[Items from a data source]

******

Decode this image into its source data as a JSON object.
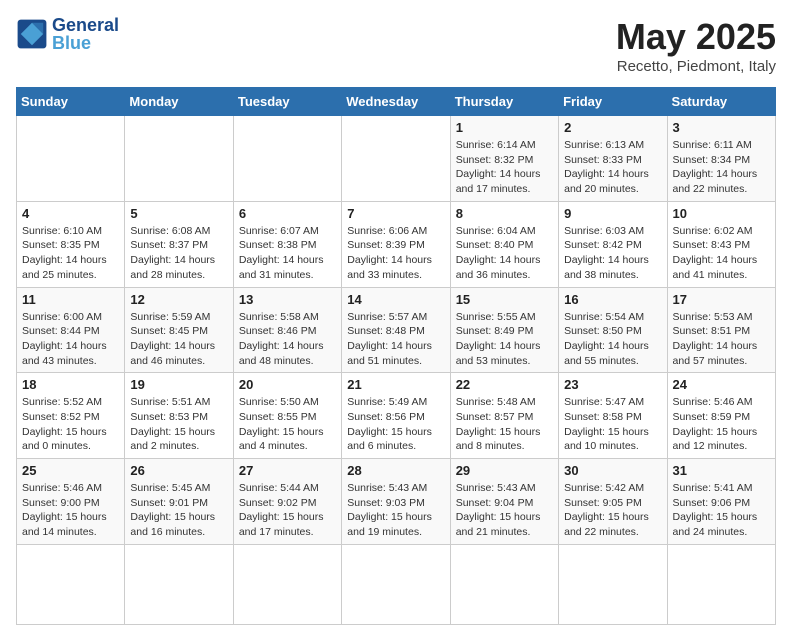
{
  "logo": {
    "line1": "General",
    "line2": "Blue"
  },
  "title": "May 2025",
  "subtitle": "Recetto, Piedmont, Italy",
  "weekdays": [
    "Sunday",
    "Monday",
    "Tuesday",
    "Wednesday",
    "Thursday",
    "Friday",
    "Saturday"
  ],
  "days": [
    {
      "num": "",
      "info": ""
    },
    {
      "num": "",
      "info": ""
    },
    {
      "num": "",
      "info": ""
    },
    {
      "num": "",
      "info": ""
    },
    {
      "num": "1",
      "info": "Sunrise: 6:14 AM\nSunset: 8:32 PM\nDaylight: 14 hours\nand 17 minutes."
    },
    {
      "num": "2",
      "info": "Sunrise: 6:13 AM\nSunset: 8:33 PM\nDaylight: 14 hours\nand 20 minutes."
    },
    {
      "num": "3",
      "info": "Sunrise: 6:11 AM\nSunset: 8:34 PM\nDaylight: 14 hours\nand 22 minutes."
    },
    {
      "num": "4",
      "info": "Sunrise: 6:10 AM\nSunset: 8:35 PM\nDaylight: 14 hours\nand 25 minutes."
    },
    {
      "num": "5",
      "info": "Sunrise: 6:08 AM\nSunset: 8:37 PM\nDaylight: 14 hours\nand 28 minutes."
    },
    {
      "num": "6",
      "info": "Sunrise: 6:07 AM\nSunset: 8:38 PM\nDaylight: 14 hours\nand 31 minutes."
    },
    {
      "num": "7",
      "info": "Sunrise: 6:06 AM\nSunset: 8:39 PM\nDaylight: 14 hours\nand 33 minutes."
    },
    {
      "num": "8",
      "info": "Sunrise: 6:04 AM\nSunset: 8:40 PM\nDaylight: 14 hours\nand 36 minutes."
    },
    {
      "num": "9",
      "info": "Sunrise: 6:03 AM\nSunset: 8:42 PM\nDaylight: 14 hours\nand 38 minutes."
    },
    {
      "num": "10",
      "info": "Sunrise: 6:02 AM\nSunset: 8:43 PM\nDaylight: 14 hours\nand 41 minutes."
    },
    {
      "num": "11",
      "info": "Sunrise: 6:00 AM\nSunset: 8:44 PM\nDaylight: 14 hours\nand 43 minutes."
    },
    {
      "num": "12",
      "info": "Sunrise: 5:59 AM\nSunset: 8:45 PM\nDaylight: 14 hours\nand 46 minutes."
    },
    {
      "num": "13",
      "info": "Sunrise: 5:58 AM\nSunset: 8:46 PM\nDaylight: 14 hours\nand 48 minutes."
    },
    {
      "num": "14",
      "info": "Sunrise: 5:57 AM\nSunset: 8:48 PM\nDaylight: 14 hours\nand 51 minutes."
    },
    {
      "num": "15",
      "info": "Sunrise: 5:55 AM\nSunset: 8:49 PM\nDaylight: 14 hours\nand 53 minutes."
    },
    {
      "num": "16",
      "info": "Sunrise: 5:54 AM\nSunset: 8:50 PM\nDaylight: 14 hours\nand 55 minutes."
    },
    {
      "num": "17",
      "info": "Sunrise: 5:53 AM\nSunset: 8:51 PM\nDaylight: 14 hours\nand 57 minutes."
    },
    {
      "num": "18",
      "info": "Sunrise: 5:52 AM\nSunset: 8:52 PM\nDaylight: 15 hours\nand 0 minutes."
    },
    {
      "num": "19",
      "info": "Sunrise: 5:51 AM\nSunset: 8:53 PM\nDaylight: 15 hours\nand 2 minutes."
    },
    {
      "num": "20",
      "info": "Sunrise: 5:50 AM\nSunset: 8:55 PM\nDaylight: 15 hours\nand 4 minutes."
    },
    {
      "num": "21",
      "info": "Sunrise: 5:49 AM\nSunset: 8:56 PM\nDaylight: 15 hours\nand 6 minutes."
    },
    {
      "num": "22",
      "info": "Sunrise: 5:48 AM\nSunset: 8:57 PM\nDaylight: 15 hours\nand 8 minutes."
    },
    {
      "num": "23",
      "info": "Sunrise: 5:47 AM\nSunset: 8:58 PM\nDaylight: 15 hours\nand 10 minutes."
    },
    {
      "num": "24",
      "info": "Sunrise: 5:46 AM\nSunset: 8:59 PM\nDaylight: 15 hours\nand 12 minutes."
    },
    {
      "num": "25",
      "info": "Sunrise: 5:46 AM\nSunset: 9:00 PM\nDaylight: 15 hours\nand 14 minutes."
    },
    {
      "num": "26",
      "info": "Sunrise: 5:45 AM\nSunset: 9:01 PM\nDaylight: 15 hours\nand 16 minutes."
    },
    {
      "num": "27",
      "info": "Sunrise: 5:44 AM\nSunset: 9:02 PM\nDaylight: 15 hours\nand 17 minutes."
    },
    {
      "num": "28",
      "info": "Sunrise: 5:43 AM\nSunset: 9:03 PM\nDaylight: 15 hours\nand 19 minutes."
    },
    {
      "num": "29",
      "info": "Sunrise: 5:43 AM\nSunset: 9:04 PM\nDaylight: 15 hours\nand 21 minutes."
    },
    {
      "num": "30",
      "info": "Sunrise: 5:42 AM\nSunset: 9:05 PM\nDaylight: 15 hours\nand 22 minutes."
    },
    {
      "num": "31",
      "info": "Sunrise: 5:41 AM\nSunset: 9:06 PM\nDaylight: 15 hours\nand 24 minutes."
    },
    {
      "num": "",
      "info": ""
    },
    {
      "num": "",
      "info": ""
    },
    {
      "num": "",
      "info": ""
    },
    {
      "num": "",
      "info": ""
    }
  ]
}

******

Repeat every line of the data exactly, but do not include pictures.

Decode this image into its source data as a JSON object.
{
  "logo": {
    "line1": "General",
    "line2": "Blue"
  },
  "title": "May 2025",
  "subtitle": "Recetto, Piedmont, Italy",
  "weekdays": [
    "Sunday",
    "Monday",
    "Tuesday",
    "Wednesday",
    "Thursday",
    "Friday",
    "Saturday"
  ],
  "days": [
    {
      "num": "",
      "info": ""
    },
    {
      "num": "",
      "info": ""
    },
    {
      "num": "",
      "info": ""
    },
    {
      "num": "",
      "info": ""
    },
    {
      "num": "1",
      "info": "Sunrise: 6:14 AM\nSunset: 8:32 PM\nDaylight: 14 hours\nand 17 minutes."
    },
    {
      "num": "2",
      "info": "Sunrise: 6:13 AM\nSunset: 8:33 PM\nDaylight: 14 hours\nand 20 minutes."
    },
    {
      "num": "3",
      "info": "Sunrise: 6:11 AM\nSunset: 8:34 PM\nDaylight: 14 hours\nand 22 minutes."
    },
    {
      "num": "4",
      "info": "Sunrise: 6:10 AM\nSunset: 8:35 PM\nDaylight: 14 hours\nand 25 minutes."
    },
    {
      "num": "5",
      "info": "Sunrise: 6:08 AM\nSunset: 8:37 PM\nDaylight: 14 hours\nand 28 minutes."
    },
    {
      "num": "6",
      "info": "Sunrise: 6:07 AM\nSunset: 8:38 PM\nDaylight: 14 hours\nand 31 minutes."
    },
    {
      "num": "7",
      "info": "Sunrise: 6:06 AM\nSunset: 8:39 PM\nDaylight: 14 hours\nand 33 minutes."
    },
    {
      "num": "8",
      "info": "Sunrise: 6:04 AM\nSunset: 8:40 PM\nDaylight: 14 hours\nand 36 minutes."
    },
    {
      "num": "9",
      "info": "Sunrise: 6:03 AM\nSunset: 8:42 PM\nDaylight: 14 hours\nand 38 minutes."
    },
    {
      "num": "10",
      "info": "Sunrise: 6:02 AM\nSunset: 8:43 PM\nDaylight: 14 hours\nand 41 minutes."
    },
    {
      "num": "11",
      "info": "Sunrise: 6:00 AM\nSunset: 8:44 PM\nDaylight: 14 hours\nand 43 minutes."
    },
    {
      "num": "12",
      "info": "Sunrise: 5:59 AM\nSunset: 8:45 PM\nDaylight: 14 hours\nand 46 minutes."
    },
    {
      "num": "13",
      "info": "Sunrise: 5:58 AM\nSunset: 8:46 PM\nDaylight: 14 hours\nand 48 minutes."
    },
    {
      "num": "14",
      "info": "Sunrise: 5:57 AM\nSunset: 8:48 PM\nDaylight: 14 hours\nand 51 minutes."
    },
    {
      "num": "15",
      "info": "Sunrise: 5:55 AM\nSunset: 8:49 PM\nDaylight: 14 hours\nand 53 minutes."
    },
    {
      "num": "16",
      "info": "Sunrise: 5:54 AM\nSunset: 8:50 PM\nDaylight: 14 hours\nand 55 minutes."
    },
    {
      "num": "17",
      "info": "Sunrise: 5:53 AM\nSunset: 8:51 PM\nDaylight: 14 hours\nand 57 minutes."
    },
    {
      "num": "18",
      "info": "Sunrise: 5:52 AM\nSunset: 8:52 PM\nDaylight: 15 hours\nand 0 minutes."
    },
    {
      "num": "19",
      "info": "Sunrise: 5:51 AM\nSunset: 8:53 PM\nDaylight: 15 hours\nand 2 minutes."
    },
    {
      "num": "20",
      "info": "Sunrise: 5:50 AM\nSunset: 8:55 PM\nDaylight: 15 hours\nand 4 minutes."
    },
    {
      "num": "21",
      "info": "Sunrise: 5:49 AM\nSunset: 8:56 PM\nDaylight: 15 hours\nand 6 minutes."
    },
    {
      "num": "22",
      "info": "Sunrise: 5:48 AM\nSunset: 8:57 PM\nDaylight: 15 hours\nand 8 minutes."
    },
    {
      "num": "23",
      "info": "Sunrise: 5:47 AM\nSunset: 8:58 PM\nDaylight: 15 hours\nand 10 minutes."
    },
    {
      "num": "24",
      "info": "Sunrise: 5:46 AM\nSunset: 8:59 PM\nDaylight: 15 hours\nand 12 minutes."
    },
    {
      "num": "25",
      "info": "Sunrise: 5:46 AM\nSunset: 9:00 PM\nDaylight: 15 hours\nand 14 minutes."
    },
    {
      "num": "26",
      "info": "Sunrise: 5:45 AM\nSunset: 9:01 PM\nDaylight: 15 hours\nand 16 minutes."
    },
    {
      "num": "27",
      "info": "Sunrise: 5:44 AM\nSunset: 9:02 PM\nDaylight: 15 hours\nand 17 minutes."
    },
    {
      "num": "28",
      "info": "Sunrise: 5:43 AM\nSunset: 9:03 PM\nDaylight: 15 hours\nand 19 minutes."
    },
    {
      "num": "29",
      "info": "Sunrise: 5:43 AM\nSunset: 9:04 PM\nDaylight: 15 hours\nand 21 minutes."
    },
    {
      "num": "30",
      "info": "Sunrise: 5:42 AM\nSunset: 9:05 PM\nDaylight: 15 hours\nand 22 minutes."
    },
    {
      "num": "31",
      "info": "Sunrise: 5:41 AM\nSunset: 9:06 PM\nDaylight: 15 hours\nand 24 minutes."
    },
    {
      "num": "",
      "info": ""
    },
    {
      "num": "",
      "info": ""
    },
    {
      "num": "",
      "info": ""
    },
    {
      "num": "",
      "info": ""
    }
  ]
}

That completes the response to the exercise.